* **Exercise**
The entries need to be copied exactly as they stand, images left out.
★ ★ ★ ★
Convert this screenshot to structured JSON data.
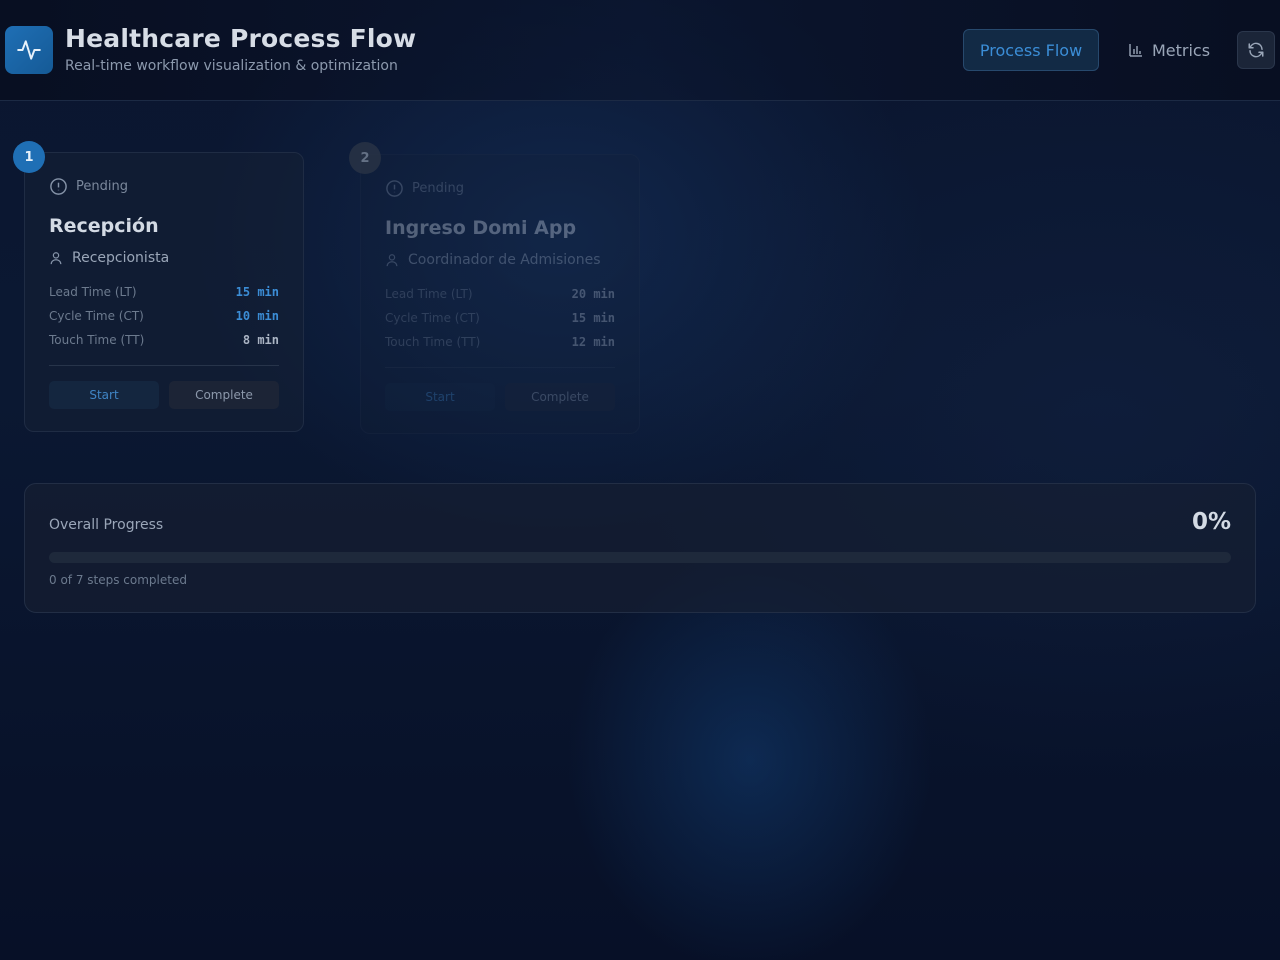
{
  "header": {
    "title": "Healthcare Process Flow",
    "subtitle": "Real-time workflow visualization & optimization",
    "nav": {
      "process_flow": "Process Flow",
      "metrics": "Metrics"
    }
  },
  "steps": [
    {
      "number": "1",
      "status": "Pending",
      "title": "Recepción",
      "role": "Recepcionista",
      "metrics": [
        {
          "label": "Lead Time (LT)",
          "value": "15 min"
        },
        {
          "label": "Cycle Time (CT)",
          "value": "10 min"
        },
        {
          "label": "Touch Time (TT)",
          "value": "8 min"
        }
      ],
      "start_label": "Start",
      "complete_label": "Complete"
    },
    {
      "number": "2",
      "status": "Pending",
      "title": "Ingreso Domi App",
      "role": "Coordinador de Admisiones",
      "metrics": [
        {
          "label": "Lead Time (LT)",
          "value": "20 min"
        },
        {
          "label": "Cycle Time (CT)",
          "value": "15 min"
        },
        {
          "label": "Touch Time (TT)",
          "value": "12 min"
        }
      ],
      "start_label": "Start",
      "complete_label": "Complete"
    }
  ],
  "progress": {
    "label": "Overall Progress",
    "percent_text": "0%",
    "fraction": 0,
    "caption": "0 of 7 steps completed"
  },
  "colors": {
    "accent": "#2f80c8",
    "accent_text": "#3b8dd6"
  },
  "icons": {
    "logo": "activity-pulse-icon",
    "metrics": "bar-chart-icon",
    "refresh": "refresh-icon",
    "status": "clock-alert-icon",
    "role": "user-icon"
  }
}
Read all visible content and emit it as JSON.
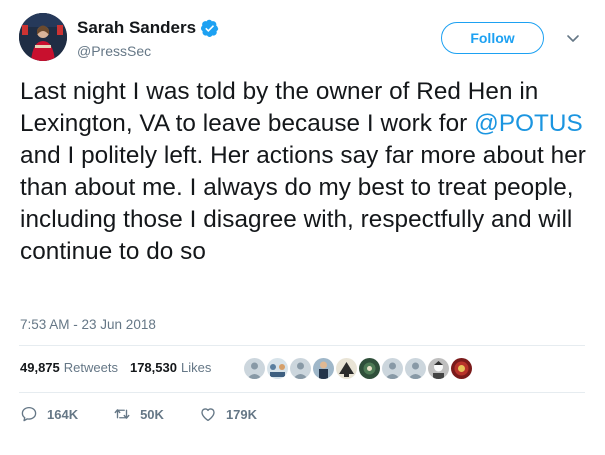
{
  "user": {
    "name": "Sarah Sanders",
    "handle": "@PressSec"
  },
  "follow_label": "Follow",
  "tweet": {
    "text_before": "Last night I was told by the owner of Red Hen in Lexington, VA to leave because I work for ",
    "mention": "@POTUS",
    "text_after": " and I politely left. Her actions say far more about her than about me. I always do my best to treat people, including those I disagree with, respectfully and will continue to do so",
    "timestamp": "7:53 AM - 23 Jun 2018"
  },
  "stats": {
    "retweets_count": "49,875",
    "retweets_label": "Retweets",
    "likes_count": "178,530",
    "likes_label": "Likes"
  },
  "actions": {
    "replies": "164K",
    "retweets": "50K",
    "likes": "179K"
  },
  "colors": {
    "brand_blue": "#1da1f2",
    "link_blue": "#1b95e0",
    "muted": "#657786",
    "text": "#14171a"
  }
}
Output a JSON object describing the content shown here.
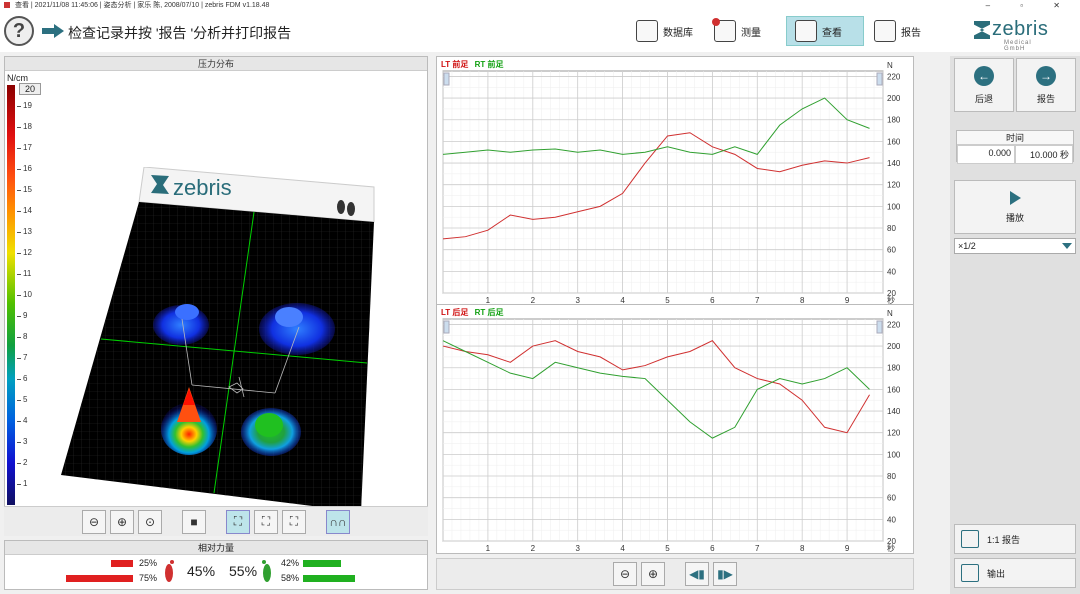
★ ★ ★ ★
* **Solution**
Convert this screenshot to structured JSON data.
{
  "header": {
    "title": "Healthcare Process Flow",
    "subtitle": "Real-time workflow visualization & optimization",
    "nav": {
      "process_flow": "Process Flow",
      "metrics": "Metrics"
    }
  },
  "steps": [
    {
      "number": "1",
      "status": "Pending",
      "title": "Recepción",
      "role": "Recepcionista",
      "metrics": [
        {
          "label": "Lead Time (LT)",
          "value": "15 min"
        },
        {
          "label": "Cycle Time (CT)",
          "value": "10 min"
        },
        {
          "label": "Touch Time (TT)",
          "value": "8 min"
        }
      ],
      "start_label": "Start",
      "complete_label": "Complete"
    },
    {
      "number": "2",
      "status": "Pending",
      "title": "Ingreso Domi App",
      "role": "Coordinador de Admisiones",
      "metrics": [
        {
          "label": "Lead Time (LT)",
          "value": "20 min"
        },
        {
          "label": "Cycle Time (CT)",
          "value": "15 min"
        },
        {
          "label": "Touch Time (TT)",
          "value": "12 min"
        }
      ],
      "start_label": "Start",
      "complete_label": "Complete"
    }
  ],
  "progress": {
    "label": "Overall Progress",
    "percent_text": "0%",
    "fraction": 0,
    "caption": "0 of 7 steps completed"
  },
  "colors": {
    "accent": "#2f80c8",
    "accent_text": "#3b8dd6"
  },
  "icons": {
    "logo": "activity-pulse-icon",
    "metrics": "bar-chart-icon",
    "refresh": "refresh-icon",
    "status": "clock-alert-icon",
    "role": "user-icon"
  }
}
Read all visible content and emit it as JSON.
{
  "user": {
    "name": "Sarah Sanders",
    "handle": "@PressSec"
  },
  "follow_label": "Follow",
  "tweet": {
    "text_before": "Last night I was told by the owner of Red Hen in Lexington, VA to leave because I work for ",
    "mention": "@POTUS",
    "text_after": " and I politely left. Her actions say far more about her than about me. I always do my best to treat people, including those I disagree with, respectfully and will continue to do so",
    "timestamp": "7:53 AM - 23 Jun 2018"
  },
  "stats": {
    "retweets_count": "49,875",
    "retweets_label": "Retweets",
    "likes_count": "178,530",
    "likes_label": "Likes"
  },
  "actions": {
    "replies": "164K",
    "retweets": "50K",
    "likes": "179K"
  },
  "colors": {
    "brand_blue": "#1da1f2",
    "link_blue": "#1b95e0",
    "muted": "#657786",
    "text": "#14171a"
  }
}
Output a JSON object describing the content shown here.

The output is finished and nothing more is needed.